"Environment is key as one of the things to change."
Fallis also assigns staff to one area of the manor and does not move them around. Residents get to know their caregivers, and staff become familiar with only a handful of patients.
Fallis said staff are more comfortable with the new approach.
"I know what Mrs. Smith wants for her night lunch, I know that I need to serve Suzie on the left hand side because she can't see out of that eye.
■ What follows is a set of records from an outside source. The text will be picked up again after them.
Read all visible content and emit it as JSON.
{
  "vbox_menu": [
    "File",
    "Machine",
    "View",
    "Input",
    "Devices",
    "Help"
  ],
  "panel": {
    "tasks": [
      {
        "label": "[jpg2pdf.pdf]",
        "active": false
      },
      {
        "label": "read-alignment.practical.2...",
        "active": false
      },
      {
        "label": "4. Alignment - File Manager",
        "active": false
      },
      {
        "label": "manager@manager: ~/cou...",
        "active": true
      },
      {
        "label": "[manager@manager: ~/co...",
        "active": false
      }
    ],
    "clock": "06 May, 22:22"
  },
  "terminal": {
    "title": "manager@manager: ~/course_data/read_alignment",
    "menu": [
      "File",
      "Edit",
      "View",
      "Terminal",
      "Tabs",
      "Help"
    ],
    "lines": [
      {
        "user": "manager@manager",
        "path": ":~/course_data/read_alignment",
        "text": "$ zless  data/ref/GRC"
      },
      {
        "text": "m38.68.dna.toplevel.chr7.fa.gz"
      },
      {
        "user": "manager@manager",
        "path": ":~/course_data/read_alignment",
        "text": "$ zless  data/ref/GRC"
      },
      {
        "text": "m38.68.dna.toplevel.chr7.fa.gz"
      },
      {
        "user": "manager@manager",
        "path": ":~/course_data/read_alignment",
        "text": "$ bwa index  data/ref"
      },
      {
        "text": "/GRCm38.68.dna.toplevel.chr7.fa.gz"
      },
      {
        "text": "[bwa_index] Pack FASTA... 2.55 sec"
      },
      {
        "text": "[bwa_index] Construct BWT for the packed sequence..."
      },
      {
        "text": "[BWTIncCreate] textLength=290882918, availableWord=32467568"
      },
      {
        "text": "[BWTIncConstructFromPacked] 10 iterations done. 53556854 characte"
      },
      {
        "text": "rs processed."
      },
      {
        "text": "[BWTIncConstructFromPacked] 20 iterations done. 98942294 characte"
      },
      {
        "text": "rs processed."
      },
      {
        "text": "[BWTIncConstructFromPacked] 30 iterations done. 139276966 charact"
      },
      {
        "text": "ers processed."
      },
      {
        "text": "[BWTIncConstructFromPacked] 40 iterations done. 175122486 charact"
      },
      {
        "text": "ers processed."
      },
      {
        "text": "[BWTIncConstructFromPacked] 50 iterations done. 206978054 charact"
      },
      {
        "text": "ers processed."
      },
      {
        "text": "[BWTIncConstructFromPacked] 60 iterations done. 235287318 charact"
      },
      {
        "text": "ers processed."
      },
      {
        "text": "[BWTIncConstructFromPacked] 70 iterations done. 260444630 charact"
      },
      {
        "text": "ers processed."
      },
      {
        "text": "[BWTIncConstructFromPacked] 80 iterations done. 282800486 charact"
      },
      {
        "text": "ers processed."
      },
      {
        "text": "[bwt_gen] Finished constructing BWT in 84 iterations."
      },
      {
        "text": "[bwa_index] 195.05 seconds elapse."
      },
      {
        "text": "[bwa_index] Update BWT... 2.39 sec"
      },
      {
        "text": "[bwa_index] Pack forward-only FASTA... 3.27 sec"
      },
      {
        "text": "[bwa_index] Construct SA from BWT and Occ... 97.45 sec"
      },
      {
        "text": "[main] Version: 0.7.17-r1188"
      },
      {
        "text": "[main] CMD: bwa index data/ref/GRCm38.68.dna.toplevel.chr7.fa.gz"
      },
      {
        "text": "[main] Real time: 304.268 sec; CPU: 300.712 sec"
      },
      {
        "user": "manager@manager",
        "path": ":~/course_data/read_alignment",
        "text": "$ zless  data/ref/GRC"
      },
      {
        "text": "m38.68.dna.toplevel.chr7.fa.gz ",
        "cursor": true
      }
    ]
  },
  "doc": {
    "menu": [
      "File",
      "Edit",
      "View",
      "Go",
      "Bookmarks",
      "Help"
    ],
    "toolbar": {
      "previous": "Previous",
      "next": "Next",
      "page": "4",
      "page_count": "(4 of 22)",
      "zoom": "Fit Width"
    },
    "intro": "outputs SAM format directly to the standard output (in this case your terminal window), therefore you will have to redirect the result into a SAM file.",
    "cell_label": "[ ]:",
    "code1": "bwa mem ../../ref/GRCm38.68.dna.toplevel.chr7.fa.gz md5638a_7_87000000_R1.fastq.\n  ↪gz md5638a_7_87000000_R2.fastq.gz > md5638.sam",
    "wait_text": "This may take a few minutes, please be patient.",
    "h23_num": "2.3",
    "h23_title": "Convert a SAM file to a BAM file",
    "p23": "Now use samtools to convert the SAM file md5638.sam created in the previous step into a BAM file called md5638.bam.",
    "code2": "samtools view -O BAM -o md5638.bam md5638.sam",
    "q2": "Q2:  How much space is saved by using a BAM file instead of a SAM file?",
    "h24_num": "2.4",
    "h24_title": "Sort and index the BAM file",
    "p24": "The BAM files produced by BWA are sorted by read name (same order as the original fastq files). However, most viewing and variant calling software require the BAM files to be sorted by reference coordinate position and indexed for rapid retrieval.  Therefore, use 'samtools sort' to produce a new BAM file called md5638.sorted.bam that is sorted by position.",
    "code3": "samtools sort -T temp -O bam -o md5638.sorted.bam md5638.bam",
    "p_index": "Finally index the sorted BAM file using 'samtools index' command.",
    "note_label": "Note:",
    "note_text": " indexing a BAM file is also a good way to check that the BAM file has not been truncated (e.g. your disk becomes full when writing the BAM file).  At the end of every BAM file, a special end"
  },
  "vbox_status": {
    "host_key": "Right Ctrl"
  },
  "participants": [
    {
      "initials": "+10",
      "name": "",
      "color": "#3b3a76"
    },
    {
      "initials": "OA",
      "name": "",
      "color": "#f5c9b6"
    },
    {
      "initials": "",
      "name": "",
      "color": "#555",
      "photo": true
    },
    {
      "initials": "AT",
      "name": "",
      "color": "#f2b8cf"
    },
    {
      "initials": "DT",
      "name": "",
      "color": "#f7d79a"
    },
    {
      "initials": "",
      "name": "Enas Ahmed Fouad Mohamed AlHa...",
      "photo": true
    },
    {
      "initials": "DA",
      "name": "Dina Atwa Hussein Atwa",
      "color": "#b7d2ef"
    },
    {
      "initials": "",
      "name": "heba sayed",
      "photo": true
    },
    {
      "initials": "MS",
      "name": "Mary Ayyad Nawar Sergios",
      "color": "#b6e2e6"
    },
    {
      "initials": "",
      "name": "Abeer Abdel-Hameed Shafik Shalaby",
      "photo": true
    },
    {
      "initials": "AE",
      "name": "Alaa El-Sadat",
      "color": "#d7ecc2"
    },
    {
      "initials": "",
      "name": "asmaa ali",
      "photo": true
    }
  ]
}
It's that precise."
The province says the next goal is to reduce the number of patients prescribed off-label antipsychotics.
"We have not decreased the number of prescriptions of antipsychotic medications but we have decreased the number of times that we have had to administer those antipsychotics to the residents," said Woods.
The next phase of the program is to ensure regular medication reviews in hopes of reducing the number of prescriptions in provincially run long-term care facilities.
Private facilities also working on problem
CBC News also spoke to the P.E.I. Nursing Home Association, which said many of its members are doing reviews to reduce the use of antipsychotics in their facilities as well.